- A group of state attorneys general could launch a joint antitrust probe into Big Tech as soon as next month, The Wall Street Journal reports.
- The probe could "dovetail" with a broad review of tech companies by the U.S. Department of Justice, according to the Journal.
- A new probe could bring additional pressure to some of the nation's largest tech firms, which are already facing scrutiny on the federal level.
A state-led antitrust probe of Big Tech firms could come as soon as next month, The Wall Street Journal reported, citing sources familiar with the situation.
The investigation would put additional pressure on large technology companies that are already facing scrutiny on the federal level. The U.S. Department of Justice announced plans in July to open its own broad antitrust review of Big Tech, though it did not name the companies on which it would focus. The state-led effort could "dovetail" with that of the Justice Department, according to the Journal.
The DOJ declined to comment on the report. Justice Department antitrust chief Makan Delrahim said in an interview with CNBC on Tuesday that there has been communication between the department and "a couple of dozen states."
News of the DOJ's investigation came shortly after reports that the agency had divided oversight of four of the country's largest tech firms with the Federal Trade Commission. Those companies reportedly included Facebook, Google, Apple and Amazon.
Amazon declined to comment. Google referred to economic policy director Adam Cohen's testimony to Congress last month. "We have helped reduce prices and expand choice for consumers and merchants in the U.S. and around the world," Cohen said then. "We have created new competition in many sectors, and new competitive pressures often lead to concerns from rivals. We have consistently shown how our business is designed and operated to benefit our customers."
Representatives from Facebook and Apple did not immediately return a request for comment.
Now, state attorneys general could target an unspecified group of large tech companies with civil investigative demands, similar to subpoenas, according to the Journal.
States had already begun to take matters into their own hands by calling for tougher oversight and enforcement by the DOJ and FTC. In June, attorneys general from 39 states along with the District of Columbia, Guam and Puerto Rico signed a letter to the FTC urging the agency to consider a broad range of factors in determining consumer harm.
In July, AGs from eight states, including New York, Texas, Arizona and Louisiana, met with U.S. Attorney General William Barr to discuss their antitrust concerns about Big Tech, according to Politico. It's unclear how many states will participate with the joint probe, but one person familiar with the effort told the Journal as many as 20 state attorneys general could join.

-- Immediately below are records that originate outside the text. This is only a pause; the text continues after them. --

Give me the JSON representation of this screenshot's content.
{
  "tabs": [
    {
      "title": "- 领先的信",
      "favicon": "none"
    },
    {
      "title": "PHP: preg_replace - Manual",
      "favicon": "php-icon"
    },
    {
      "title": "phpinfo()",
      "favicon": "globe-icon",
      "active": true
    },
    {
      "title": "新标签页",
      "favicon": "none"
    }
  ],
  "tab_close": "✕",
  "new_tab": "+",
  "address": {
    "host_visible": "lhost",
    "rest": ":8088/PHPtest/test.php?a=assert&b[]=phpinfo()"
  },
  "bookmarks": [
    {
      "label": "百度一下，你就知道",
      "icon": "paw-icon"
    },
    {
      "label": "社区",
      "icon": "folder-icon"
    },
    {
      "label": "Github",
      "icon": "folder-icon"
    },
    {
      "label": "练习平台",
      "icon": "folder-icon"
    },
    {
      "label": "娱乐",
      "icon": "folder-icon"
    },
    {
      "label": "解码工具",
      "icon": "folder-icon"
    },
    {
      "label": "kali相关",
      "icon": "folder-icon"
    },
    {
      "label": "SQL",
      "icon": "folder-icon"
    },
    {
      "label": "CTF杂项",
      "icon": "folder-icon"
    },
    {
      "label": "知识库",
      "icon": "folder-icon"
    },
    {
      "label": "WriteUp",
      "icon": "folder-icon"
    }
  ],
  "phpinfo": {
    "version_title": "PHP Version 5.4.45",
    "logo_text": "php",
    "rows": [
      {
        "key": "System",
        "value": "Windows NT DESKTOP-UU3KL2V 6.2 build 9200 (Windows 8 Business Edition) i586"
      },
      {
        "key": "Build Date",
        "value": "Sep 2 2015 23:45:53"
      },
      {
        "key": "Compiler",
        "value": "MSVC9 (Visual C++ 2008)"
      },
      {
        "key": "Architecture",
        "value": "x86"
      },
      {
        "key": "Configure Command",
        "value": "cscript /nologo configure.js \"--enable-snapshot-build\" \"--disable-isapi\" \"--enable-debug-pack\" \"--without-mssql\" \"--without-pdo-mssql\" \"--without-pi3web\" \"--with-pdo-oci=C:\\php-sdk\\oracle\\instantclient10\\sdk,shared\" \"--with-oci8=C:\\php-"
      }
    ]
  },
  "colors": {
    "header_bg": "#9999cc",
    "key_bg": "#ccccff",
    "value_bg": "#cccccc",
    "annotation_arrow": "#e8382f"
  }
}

The office of North Carolina Attorney General Josh Stein told CNBC in a statement he "is participating in bipartisan conversations about this issue."
A spokesperson from the office of New York Attorney General Letitia James said in a statement, "we continue to engage in bipartisan conversations about the unchecked power of large tech companies. We must ensure we protect competition, protect our economy, and protect consumers. The Attorneys General involved have concerns over the control of personal data by large tech companies and will hold them accountable for anticompetitive practices that endanger privacy and consumer data."
In a statement, Mississippi Attorney General Jim Hood said states are addressing antitrust concerns through the recently-formed Tech Industry Working Group.
"I continue to be concerned with the aggregation of data in the hands of a few and am always watchful of any monopoly. As attorneys general, we need to evaluate and address specific conduct, utilizing our existing antitrust and consumer protection laws," Hood said.
Representatives for attorneys general in D.C., Nebraska and California declined to comment on the report.
Even as some probes begin to reach their conclusions, it's clear lawmakers and government officials are not ready to stop scrutinizing the rise to power of large technology companies. Last month, on the day that the FTC announced its record $5 billion settlement with Facebook over the company's privacy policies, Facebook disclosed the agency had launched a new antitrust investigation into its business.
Several lawmakers and regulators, including two of the FTC's dissenting commissioners, criticized the Facebook ruling as weak. Given that the $5 billion fine represented about 9% of Facebook's 2018 revenue, Rep. David Cicilline, D-R.I., chairman of the House antitrust subcommittee, called the settlement "a slap on the wrist."
State attorneys general have played an important role in past antitrust rulings, including the case against Microsoft, which was brought by a coalition of states alongside the Justice Department. The case, which was focused on a single company rather than a broad group, resulted in some concessions from Microsoft to make its software more open to third-party developers.